So I hope all will be smart about the electoral map. Obama needs Pennsylvania, Ohio, Washington, and Oregon to win...and if he gets these states, he will win. Ohio and Pennsylvania will be close because of the white blue collar (read prejudiced) vote the news keeps highlighting. The youth must come out big in these states. Washington and Oregon are ripe for green party so I would consider the Nader effect backlash.

Last year I wrote about a soldier I met on a plane. He and others like him are a constant reminder of the Nader effect for me because I really believe that if Gore was president, this Iraq war would not have happened ( So for him also, I hope Obama wins.

I think the best way to show that the youth movement is progressing is to secure the victory of the candidate the younger generation is supporting while STILL working the grassroots movement to secure people power. That is progressive. Once Obama is elected, we must continue to demand a progressive agenda.

It is best said in the introduction of the book, Covenant with Black America.
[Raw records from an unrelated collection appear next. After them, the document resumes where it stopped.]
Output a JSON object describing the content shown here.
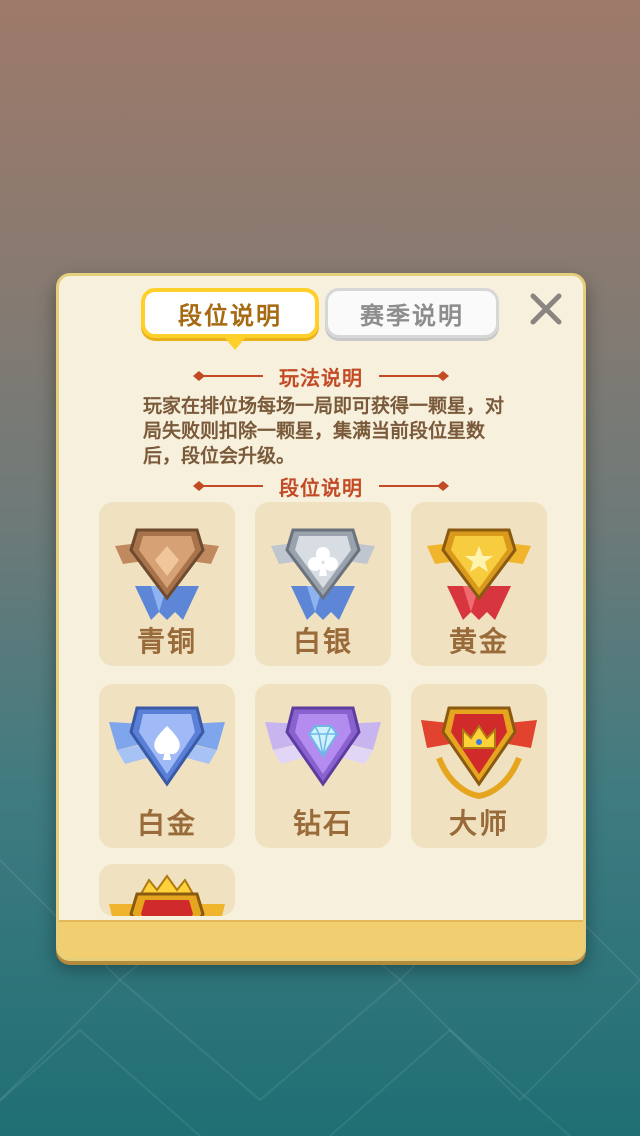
{
  "tabs": {
    "active_label": "段位说明",
    "inactive_label": "赛季说明"
  },
  "sections": {
    "rules_title": "玩法说明",
    "rules_text": "玩家在排位场每场一局即可获得一颗星，对局失败则扣除一颗星，集满当前段位星数后，段位会升级。",
    "ranks_title": "段位说明"
  },
  "ranks": [
    {
      "label": "青铜",
      "icon": "diamond-shield-icon"
    },
    {
      "label": "白银",
      "icon": "club-shield-icon"
    },
    {
      "label": "黄金",
      "icon": "star-shield-icon"
    },
    {
      "label": "白金",
      "icon": "spade-shield-icon"
    },
    {
      "label": "钻石",
      "icon": "gem-shield-icon"
    },
    {
      "label": "大师",
      "icon": "crown-shield-icon"
    },
    {
      "label": "",
      "icon": "crowned-shield-icon"
    }
  ],
  "colors": {
    "accent_gold": "#ffcf2a",
    "title_red": "#c24a25",
    "panel_bg": "#f6f0dc",
    "tile_bg": "#f0e2c0"
  }
}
In recalling a conversation between African American leader A. Philip Randolph and President Franklin Roosevelt, the story goes that Randolph spells out to FDR the needs of African Americans and the needed agenda to address them. He also highlighted the political power FDR had as president to help realize that agenda. While FDR agreed with Randolph's analysis and acknowledged his ability to use his power to achieve the agenda, FDR just said: " 'Go out and make me do it.' In other words, if you organize, and mobilize, and make me do it, then I will have to do it (Covenant, pg. ix)"

Yes, leadership matters (as the last 8 years prove), but community engagement matters more because macro structure injustices will not be corrected in this election year (or next few for that matter).

Please visit the link below RE: the world village for a reality check. I share this slideshow with my students to help them find perspective:

Once there, pick a language (english - for example) and then push play.

And in this country, we also must deal with the reality that the majority has still not reconciled with the racial realities of the past and present. Malcolm X said it best:

They won't even admit the knife is there. - Malcolm X ...word.

While part of our society won't even admit to the problem as it is, the victims of this reality must live under the constant pain of the twisting knife. Instead of depending on leadership that disappoints and a majority that is not ready for the truth...we should remember that service saves...and not worry about those that don't see the knife but instead treat those with the knife wounds....

Like I said in the Fire this Time essay, Obama has captured the imagination of the people. Arguing over political maneuvers by him misses the bigger picture that THE PEOPLE are energized and engaged (and many for the first time). Obama's presidency will not have to be the end all hope for change...but instead the beginning of us demanding more...of ourselves. We are the change we can believe in...we can save our communities through effective politics and community based organizing. The solution is both/and..not either/or. So Rise up Hip Hop Nation, flex your power. We are all we need. We always have been.

SERVICE rather than LEADERSHIP...Carter G. Woodson

(please read Woodson's Miseducation of the Negro)

Beautiful Struggle on KPFK

This past Tuesday, the radio program Beautiful Struggle (on LA's public radio station 90.7fm KPFK and worldwide online) hosted a dialog about hip hop and its potential to mobilize and politicize our youth. Hip Hop Congress president Shamako Noble, Southern Regional Coordinator Brad “Kamikaze” Franklin, and I took part in the dialog. We also talked about the upcoming Annual Hip Hop Congress Conference which will be held this year in Biloxi, Mississippi from July 24-27th. Peep the show and bookmark KPFK ( to listen to archived and future shows of interest. Good stuff.

Link to audio of show:

About Beautiful Struggle: